In 1987, Graf joined Catholic Charities of the Archdiocese of San Francisco as the director of housing development and doubled its production of affordable housing over the next six years. In 1993, as part of a merger between the housing development department of Catholic Charities and Mercy Housing, Graf joined Mercy Housing as the president of the California region. Over the course of the last 17 years, her role at Mercy Housing has included responsibility for growing the entire western region, which consists of California, Washington, and Idaho. That oversight resulted in the development of more than 12,000 units of affordable housing in the three states.
Prior to being named COO and then president of Mercy Housing, Graf was the president of Mercy Housing California, which spans the state with offices in Los Angeles, West Sacramento, and San Francisco. During her tenure in California, Mercy Housing California has developed 120-plus multifamily properties and 3,000 affordable single-family homes for a total of 10,000 units of affordable housing in the state of California.
Current board affiliations include the following: president of the board of Jelani House Inc. of San Francisco; chair of the board of directors of Northern California Presbyterian Homes and Services; member of the Golden Gate Chapter of Lambda Alpha International; and member of the national housing cabinet for the American Association of Housing and Services for the Aging.

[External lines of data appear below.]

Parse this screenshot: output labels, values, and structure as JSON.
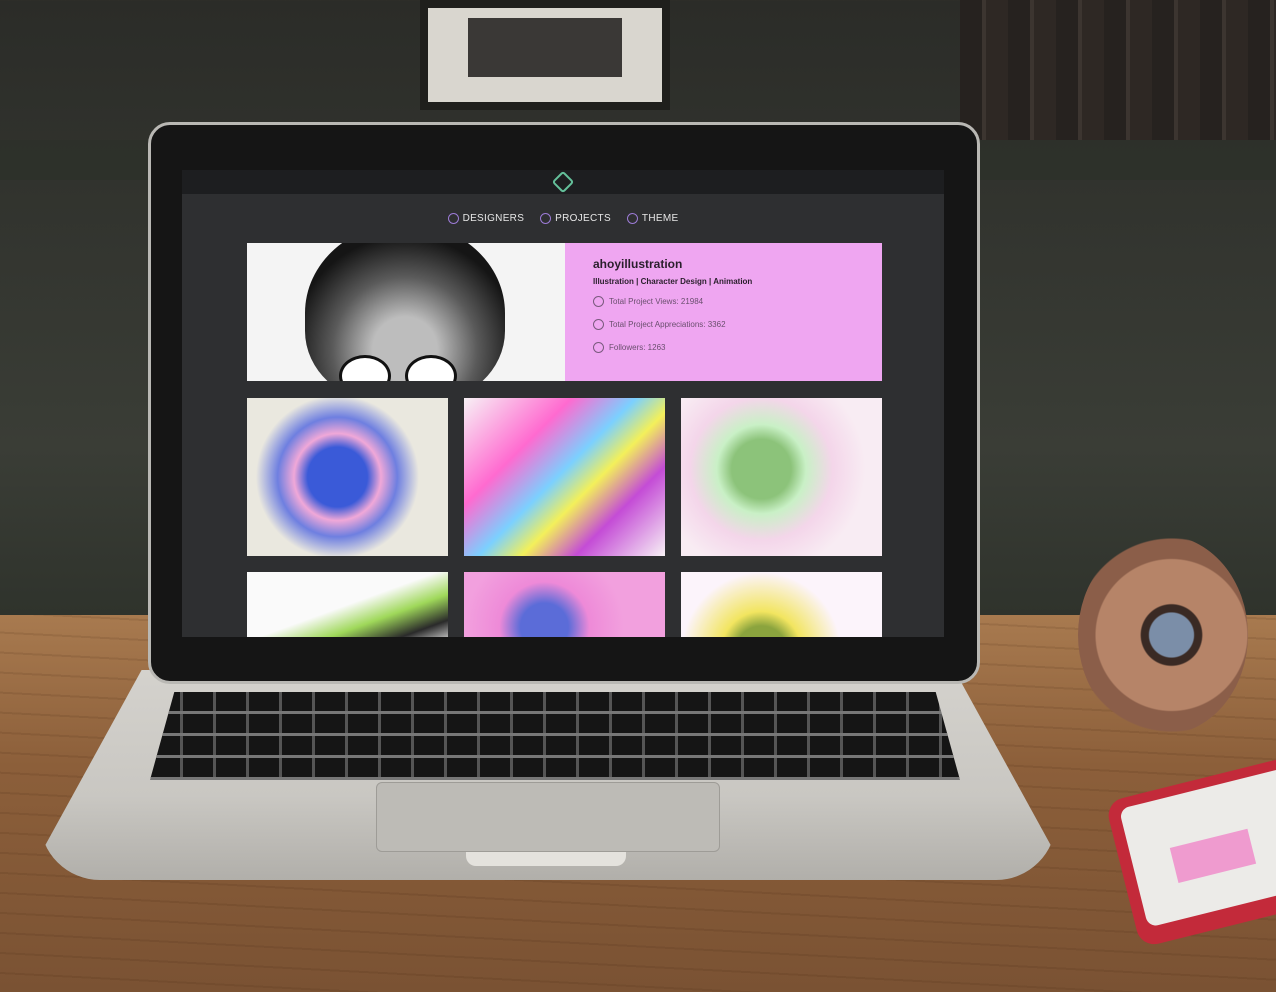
{
  "nav": {
    "items": [
      {
        "label": "DESIGNERS",
        "icon": "designers-icon"
      },
      {
        "label": "PROJECTS",
        "icon": "projects-icon"
      },
      {
        "label": "THEME",
        "icon": "theme-icon"
      }
    ]
  },
  "profile": {
    "name": "ahoyillustration",
    "tags": "Illustration | Character Design | Animation",
    "stats": [
      {
        "label": "Total Project Views: 21984",
        "icon": "eye-icon"
      },
      {
        "label": "Total Project Appreciations: 3362",
        "icon": "appreciation-icon"
      },
      {
        "label": "Followers: 1263",
        "icon": "followers-icon"
      }
    ]
  },
  "projects_count_visible": 6,
  "colors": {
    "accent_logo": "#64c09a",
    "profile_bg": "#efa6f1",
    "screen_bg": "#2e2f31"
  }
}
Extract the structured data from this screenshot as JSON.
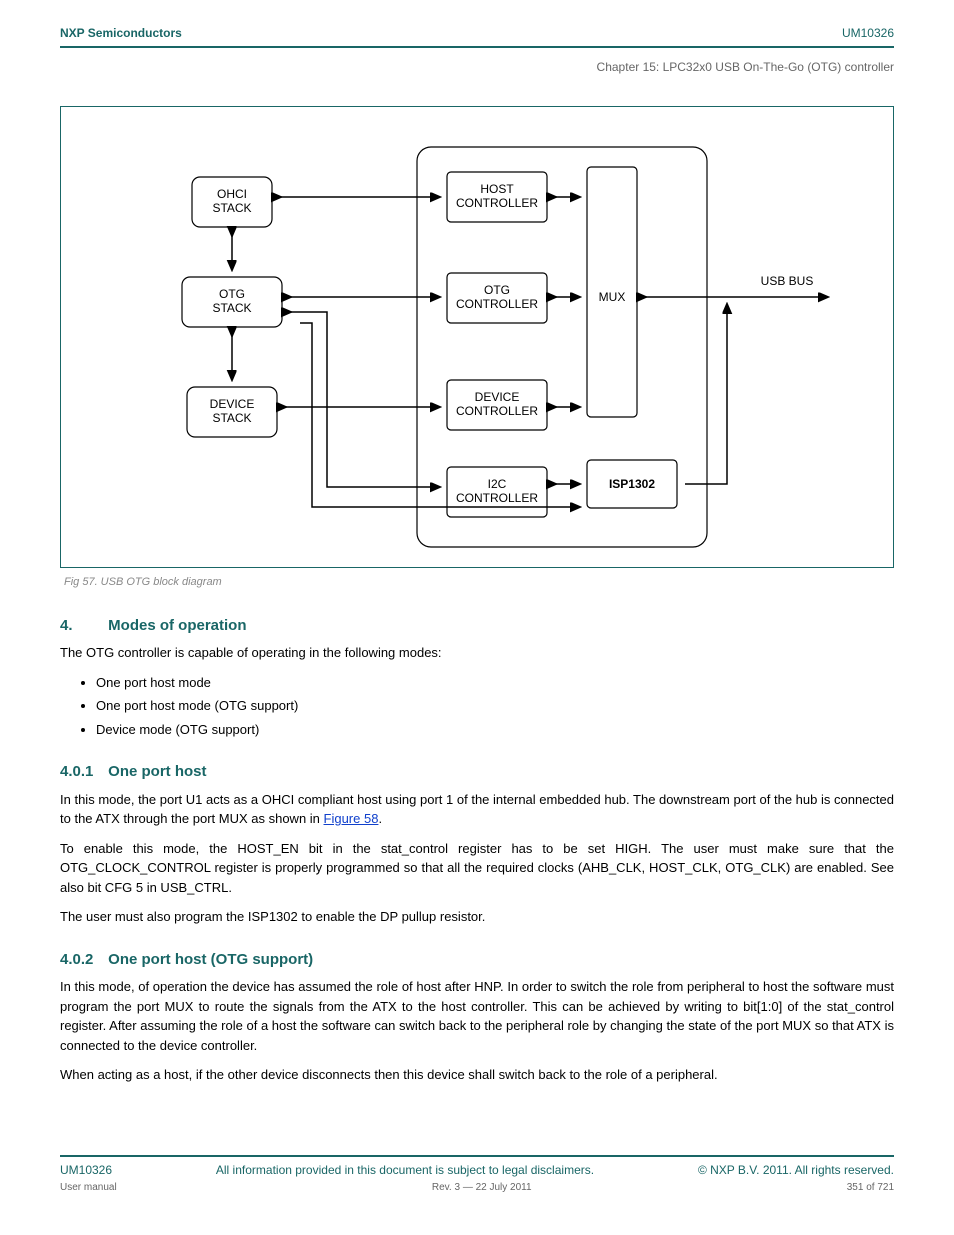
{
  "header": {
    "company": "NXP Semiconductors",
    "doc": "UM10326",
    "chapter": "Chapter 15: LPC32x0 USB On-The-Go (OTG) controller"
  },
  "figure": {
    "blocks": {
      "ohci": "OHCI\nSTACK",
      "otgstack": "OTG\nSTACK",
      "devstack": "DEVICE\nSTACK",
      "host": "HOST\nCONTROLLER",
      "otgctrl": "OTG\nCONTROLLER",
      "devctrl": "DEVICE\nCONTROLLER",
      "i2c": "I2C\nCONTROLLER",
      "mux": "MUX",
      "isp": "ISP1302",
      "usbbus": "USB BUS"
    },
    "caption": "Fig 57.  USB OTG block diagram"
  },
  "s4": {
    "num": "4.",
    "title": "Modes of operation",
    "body": "The OTG controller is capable of operating in the following modes:",
    "items": [
      "One port host mode",
      "One port host mode (OTG support)",
      "Device mode (OTG support)"
    ]
  },
  "s4_0_1": {
    "num": "4.0.1",
    "title": "One port host",
    "body1_pre": "In this mode, the port U1 acts as a OHCI compliant host using port 1 of the internal embedded hub. The downstream port of the hub is connected to the ATX through the port MUX as shown in ",
    "link": "Figure 58",
    "body1_post": ".",
    "body2": "To enable this mode, the HOST_EN bit in the stat_control register has to be set HIGH. The user must make sure that the OTG_CLOCK_CONTROL register is properly programmed so that all the required clocks (AHB_CLK, HOST_CLK, OTG_CLK) are enabled. See also bit CFG 5 in USB_CTRL.",
    "body3": "The user must also program the ISP1302 to enable the DP pullup resistor."
  },
  "s4_0_2": {
    "num": "4.0.2",
    "title": "One port host (OTG support)",
    "body1": "In this mode, of operation the device has assumed the role of host after HNP. In order to switch the role from peripheral to host the software must program the port MUX to route the signals from the ATX to the host controller. This can be achieved by writing to bit[1:0] of the stat_control register. After assuming the role of a host the software can switch back to the peripheral role by changing the state of the port MUX so that ATX is connected to the device controller.",
    "body2": "When acting as a host, if the other device disconnects then this device shall switch back to the role of a peripheral."
  },
  "footer": {
    "doc": "UM10326",
    "disclaimer": "All information provided in this document is subject to legal disclaimers.",
    "copyright": "© NXP B.V. 2011. All rights reserved.",
    "manual": "User manual",
    "rev": "Rev. 3 — 22 July 2011",
    "page": "351 of 721"
  }
}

Past board roles included ten years on the Affordable Housing Council of the San Francisco Federal Home Loan Bank and two years as chair; six years on the board of the Non-Profit Housing Association of Northern California and two years as president.
Graf received a master’s degree in public affairs from the University of Oregon and a bachelor of arts degree in sociology from the University of Minnesota.